Volunteering improves physical health by lowering your blood pressure, giving you longer life, and it has shown to help with cholesterol. It’s important to note that a person’s motive for volunteering must be truly altruistic. Otherwise, it has been shown to have no positive effect on physical health or emotional health.
Volunteering lowers blood pressure by two main ways: the increase of physical activity, and by reducing stress. Many volunteer programs offer a way to get some physical activity. Extreme Community Makeover, no doubt, gets the body moving and offers plenty of physical exercise with our outdoor home improvement projects. Volunteering also reduces your stress because it can make you feel like you have a purpose. “By savoring your time spent in service to others, you’ll feel a sense of meaning and appreciation—both given and received—which can be calming,” states Create the Good – AARP. Volunteering also has the “feel good effect” with the release of dopamine to the brain. The more you volunteer, the happier you are. These positive emotions have a positive effect on your physical well-being.
People who volunteer with some regularity live longer too. Social Science and Medicine recommends that volunteering should be used for health care maintenance and especially in elderly patients. There was a study done in 2002, conducted by doctors who studied more than 6,300 retired persons over 65, that found that the volunteers among them had less than half the risk of dying compared with non-volunteers. Volunteering is also good for increasing mental activity, stamina, and functional ability in older adults. In fact, older adults can benefit the most from volunteering.

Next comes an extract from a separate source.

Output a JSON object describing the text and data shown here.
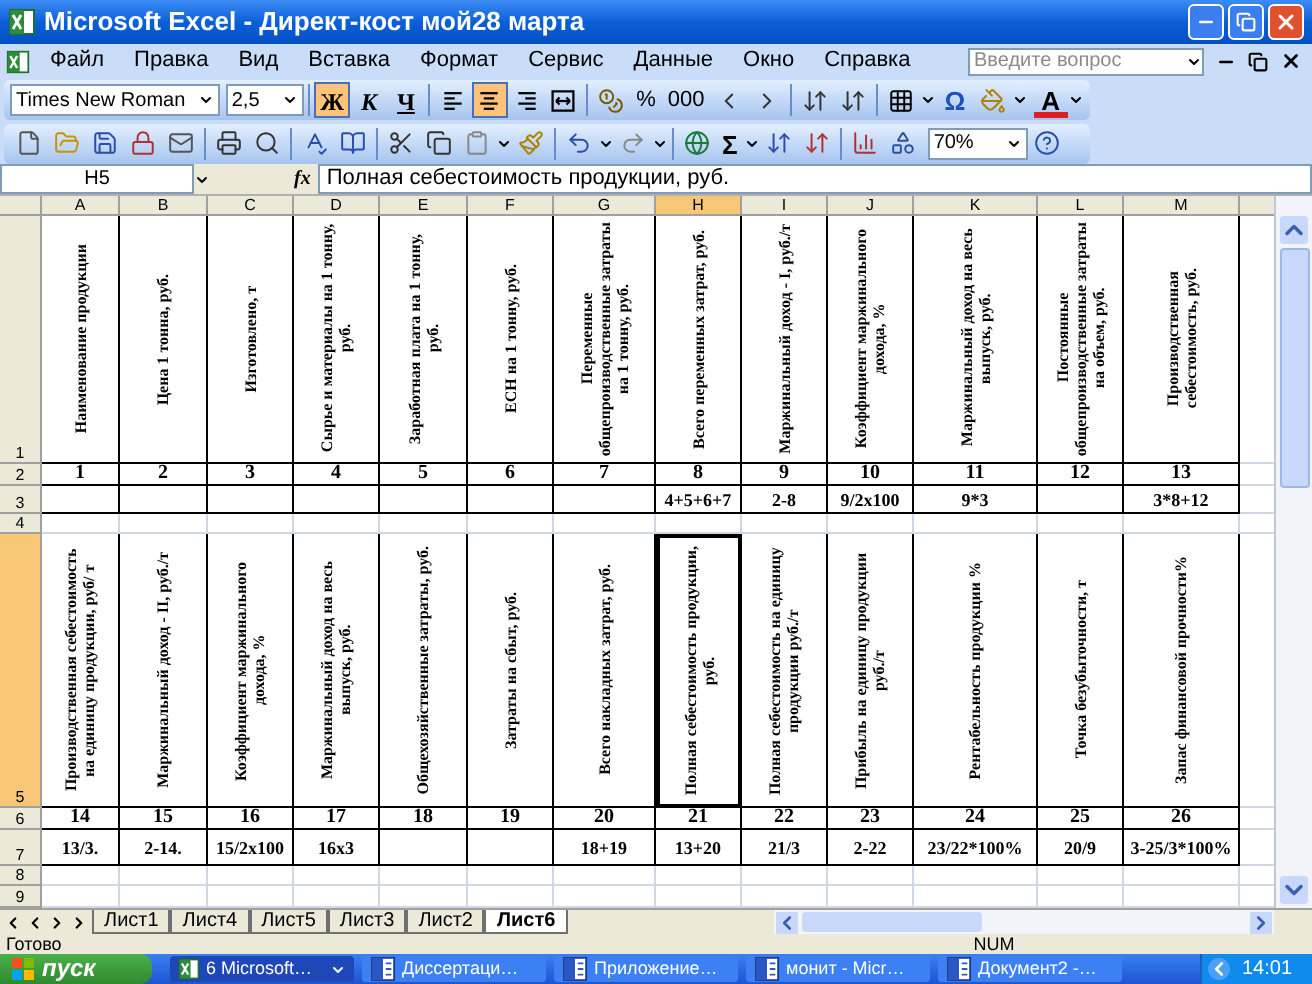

Yes, it’s true. Older adults benefit greatly from volunteering, but let’s not forget the youngins. A study done in Canada showed that high school kids who volunteered, on a regular basis, had lost weight and their cholesterol levels improved, as opposed to their non-volunteering peers.
So, there you have it. Giving your time to others, does the body good! It raises your mood and gives you a sense of purpose. These positive emotions impact your physical health in ways that science is now confirming, and still learning about. Lending a helping hand, truly gives your body an extra boost.